The box is the game board and it comes with:
4 doggie bowls
1 double game spinner
1 Shelby Squeezer
An instruction guide
In this game, the players are taking turns with the Shelby Squeezer to collect the bones that are buried in the sand. The person who collects the most bones by the end of the game is the winner. The game ends when all the bones are collected.
To start the game we tossed the bones onto the game board box.
The youngest player goes first, spinning the left hand spinner first. There are 4 different kinds of spaces:
If you land on one of the bone spaces you need to spin the right spinner to see how many bones to pick up.
If you land on the Hungry Pug you need to spin the right spinner to see how many bones to "steal" from other players.
If you land on the Busy Pug you lose a turn because the dog is busy playing with a flip flop.
If you land on Seagull you need to spin the right spinner to see how many bones the seagull steals and puts back in the sand.

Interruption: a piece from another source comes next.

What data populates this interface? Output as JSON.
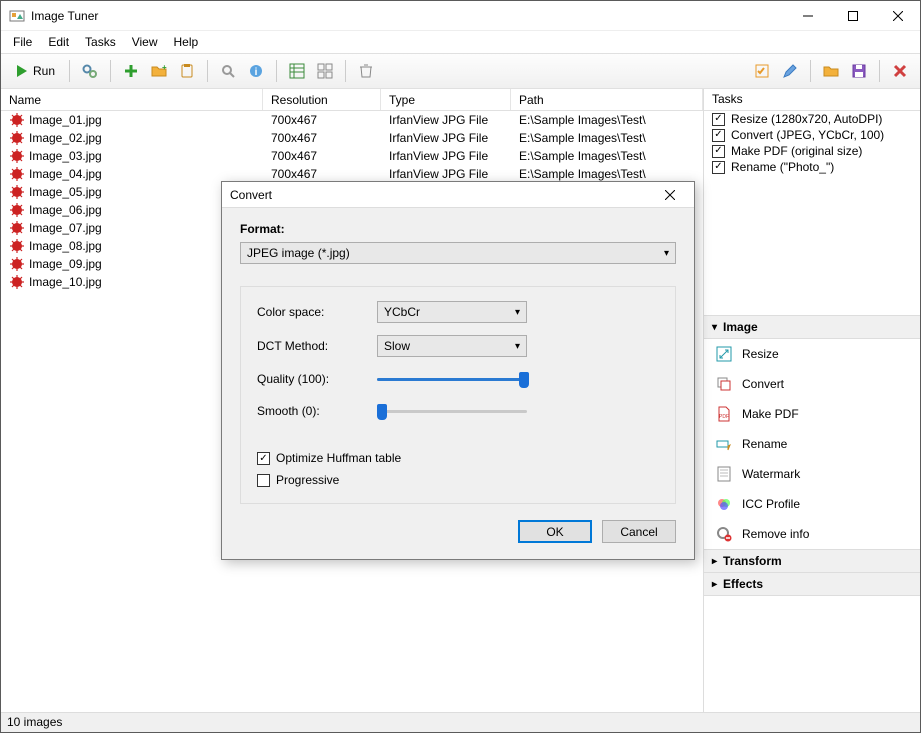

So, Hannah got to go first. She is a year under the recommended age, but she really enjoyed this game. She did use her hands more than the Shelby Squeezer, but toward the end of the first game she was definitely using it better and spinning the spinner with greater ease.
Using the adorable Shelby Squeezer helps children to develop their fine motor skills/pre-writing skills. This game is very similar to Sneaky Snacky Squirrel, which we reviewed last year. I believe this game was actually easier for younger children because the bones are easier to pick up than the acorns in Sneaky Snacky Squirrel. I thought the bones were going to be hard plastic, but they have a soft pliable feel to them, making them easy to pick up.
Additionally, when you pick up the bones you just have to deposit them into the bowl, as opposed to Sneaky Snacky Squirrel where you have to place them in specific holes on your stump. We love both games, but I can see Shelby's Snack Shack being used more by the younger children.
Children also work on number recognition, counting, beginning addition and subtraction throughout the game. So this game was great for all the girls.
Hannah is learning to recognize her numbers and count.
Amelia is learning simple addition and subtraction.
And Tabitha is practicing her addition and subtraction, learning to figure the sums or differences out in her head.
We did change one thing. As we are teaching the children it is wrong to steal, if we land on the Hungry Pug space we do not "steal" bones from other players. We go over to the other players and ask if they will share their bones. We also try to go to all the players or the ones with the most bones so the ones with less bones won't get so frustrated.
The second time we played, the game seemed like it was going to go on forever because we kept landing on the seagull and losing all our bones. So, we just had to end the game. It would be simple enough to play with a time limit and the winner would be the one with the most bones at the end of the time.
The children are working on taking turns, saying please and thank you and dealing with frustration.
I would highly recommend this game, and would say a child as young as 3 could use it with supervision. This is such a great game to work on the above mentioned skills.
You can purchase this game for $21.99 from Educational Insights.
Don't forget to stop by and see all the other fun and educational games Educational Insights carries.
The generous people from Educational Insights are going to give one of my readers their very own game. It will be one of the prizes in my Birthday Fun Celebration for Amelia's 5th Birthday. Stop back tomorrow for more information!
Disclosure: I received Shelby's Snack Shack Game in exchange for my honest review. I received no further compensation. This did not in any way influence my review. I only recommend products I use personally and feel will be a good products for my readers.